§ ABOUT THIS EXERCISE
Copy every line below that has the word "Connect" in it.

§ RECORDED DATA
------------------------------------------------

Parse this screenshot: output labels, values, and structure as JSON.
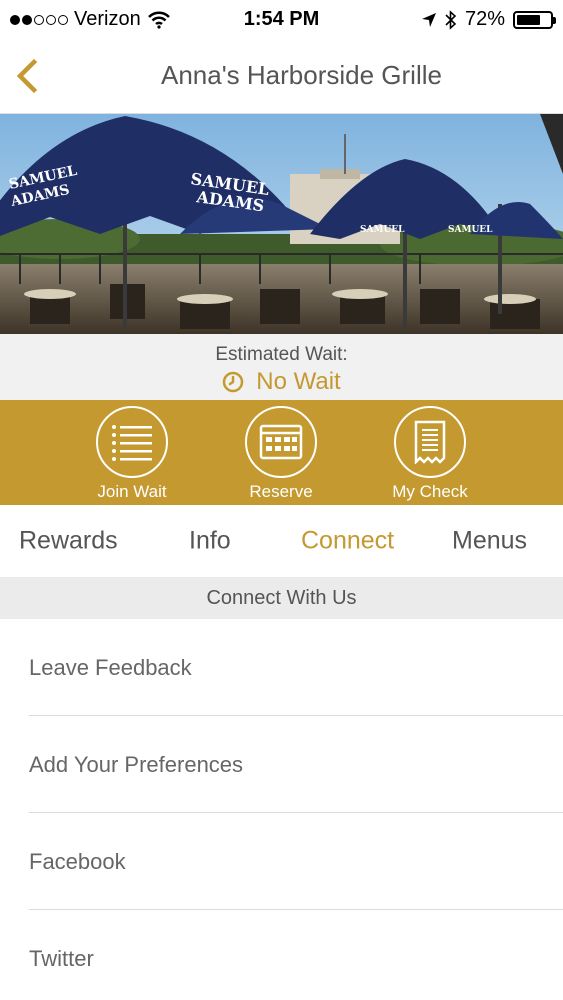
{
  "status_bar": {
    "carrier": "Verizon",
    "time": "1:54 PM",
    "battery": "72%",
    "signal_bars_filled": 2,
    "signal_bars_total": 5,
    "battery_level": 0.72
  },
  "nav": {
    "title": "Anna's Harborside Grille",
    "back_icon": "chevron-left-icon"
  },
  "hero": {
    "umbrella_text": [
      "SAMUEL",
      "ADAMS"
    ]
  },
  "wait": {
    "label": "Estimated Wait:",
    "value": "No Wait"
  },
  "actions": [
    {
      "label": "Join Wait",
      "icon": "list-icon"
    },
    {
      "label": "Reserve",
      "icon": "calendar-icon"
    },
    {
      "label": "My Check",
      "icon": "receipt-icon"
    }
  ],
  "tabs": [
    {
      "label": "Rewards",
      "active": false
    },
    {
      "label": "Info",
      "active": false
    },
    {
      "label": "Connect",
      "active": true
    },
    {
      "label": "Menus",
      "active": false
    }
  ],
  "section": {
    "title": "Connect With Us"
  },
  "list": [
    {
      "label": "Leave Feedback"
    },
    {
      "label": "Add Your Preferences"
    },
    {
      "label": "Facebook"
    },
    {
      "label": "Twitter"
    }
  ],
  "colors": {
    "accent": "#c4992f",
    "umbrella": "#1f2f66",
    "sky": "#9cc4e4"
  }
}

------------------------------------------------

§ EXERCISE OUTPUT
      "label": "Connect",
    "title": "Connect With Us"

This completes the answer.